§ Task details
Look through the listing below, find every line with the string "Ghibli", and copy it.

§ Records shown
*** Begin section ***

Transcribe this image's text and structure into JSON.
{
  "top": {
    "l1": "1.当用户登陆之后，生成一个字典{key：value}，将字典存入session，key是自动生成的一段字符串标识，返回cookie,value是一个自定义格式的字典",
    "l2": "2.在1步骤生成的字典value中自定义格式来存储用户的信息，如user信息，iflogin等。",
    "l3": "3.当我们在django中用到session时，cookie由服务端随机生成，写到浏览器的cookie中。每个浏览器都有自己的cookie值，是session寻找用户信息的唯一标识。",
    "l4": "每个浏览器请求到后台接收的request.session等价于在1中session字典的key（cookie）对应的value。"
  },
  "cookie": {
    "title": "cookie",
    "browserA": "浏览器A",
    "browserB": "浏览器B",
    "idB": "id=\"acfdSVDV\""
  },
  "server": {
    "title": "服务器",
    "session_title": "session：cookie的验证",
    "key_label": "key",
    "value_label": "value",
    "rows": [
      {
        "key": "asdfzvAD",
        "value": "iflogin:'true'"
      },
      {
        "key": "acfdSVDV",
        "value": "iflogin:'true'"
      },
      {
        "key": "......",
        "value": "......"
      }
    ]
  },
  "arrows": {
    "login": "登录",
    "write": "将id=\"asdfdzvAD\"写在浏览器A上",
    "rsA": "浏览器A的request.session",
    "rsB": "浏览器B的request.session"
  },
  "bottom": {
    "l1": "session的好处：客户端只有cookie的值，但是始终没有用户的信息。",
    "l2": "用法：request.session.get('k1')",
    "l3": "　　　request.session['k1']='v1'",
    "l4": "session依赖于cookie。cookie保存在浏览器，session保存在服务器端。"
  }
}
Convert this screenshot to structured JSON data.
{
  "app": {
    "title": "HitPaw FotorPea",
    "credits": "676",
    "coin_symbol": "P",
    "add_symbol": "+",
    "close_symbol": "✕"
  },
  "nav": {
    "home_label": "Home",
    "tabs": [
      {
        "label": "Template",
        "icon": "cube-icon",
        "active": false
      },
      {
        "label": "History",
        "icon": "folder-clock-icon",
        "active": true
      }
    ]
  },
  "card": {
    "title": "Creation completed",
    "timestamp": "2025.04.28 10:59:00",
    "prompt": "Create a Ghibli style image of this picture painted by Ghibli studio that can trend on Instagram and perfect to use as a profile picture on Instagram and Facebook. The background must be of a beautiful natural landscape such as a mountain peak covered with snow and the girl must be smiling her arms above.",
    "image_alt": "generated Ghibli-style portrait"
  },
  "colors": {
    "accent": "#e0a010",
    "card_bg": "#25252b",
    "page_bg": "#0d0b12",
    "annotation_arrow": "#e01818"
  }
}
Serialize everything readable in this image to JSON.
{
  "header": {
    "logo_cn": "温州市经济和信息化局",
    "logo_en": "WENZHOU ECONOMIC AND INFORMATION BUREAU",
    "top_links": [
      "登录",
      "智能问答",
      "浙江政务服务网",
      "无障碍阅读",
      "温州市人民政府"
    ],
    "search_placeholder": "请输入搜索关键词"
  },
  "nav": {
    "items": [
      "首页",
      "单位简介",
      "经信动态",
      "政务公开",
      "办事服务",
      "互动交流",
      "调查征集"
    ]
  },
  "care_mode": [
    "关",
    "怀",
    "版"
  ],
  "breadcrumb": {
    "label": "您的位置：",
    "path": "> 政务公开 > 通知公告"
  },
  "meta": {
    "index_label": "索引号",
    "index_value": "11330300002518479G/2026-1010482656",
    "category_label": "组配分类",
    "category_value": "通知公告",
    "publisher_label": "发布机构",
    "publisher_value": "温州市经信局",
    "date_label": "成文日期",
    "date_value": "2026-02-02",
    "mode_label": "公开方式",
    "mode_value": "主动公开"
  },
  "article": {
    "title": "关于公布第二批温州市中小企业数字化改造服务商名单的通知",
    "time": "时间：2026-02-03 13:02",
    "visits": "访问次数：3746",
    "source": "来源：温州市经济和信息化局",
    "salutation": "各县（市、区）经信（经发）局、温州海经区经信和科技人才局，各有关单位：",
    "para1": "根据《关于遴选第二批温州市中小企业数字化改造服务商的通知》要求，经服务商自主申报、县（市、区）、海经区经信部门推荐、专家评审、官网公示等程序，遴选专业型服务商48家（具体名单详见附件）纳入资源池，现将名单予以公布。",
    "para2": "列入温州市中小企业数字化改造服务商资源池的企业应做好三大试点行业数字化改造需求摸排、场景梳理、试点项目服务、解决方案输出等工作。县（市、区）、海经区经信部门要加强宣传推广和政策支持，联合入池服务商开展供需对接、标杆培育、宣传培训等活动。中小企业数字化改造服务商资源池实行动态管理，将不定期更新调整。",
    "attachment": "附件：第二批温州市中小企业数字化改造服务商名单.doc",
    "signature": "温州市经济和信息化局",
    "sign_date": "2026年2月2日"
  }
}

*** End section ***

§ Solution to the problem
    "prompt": "Create a Ghibli style image of this picture painted by Ghibli studio that can trend on Instagram and perfect to use as a profile picture on Instagram and Facebook. The background must be of a beautiful natural landscape such as a mountain peak covered with snow and the girl must be smiling her arms above.",
    "image_alt": "generated Ghibli-style portrait"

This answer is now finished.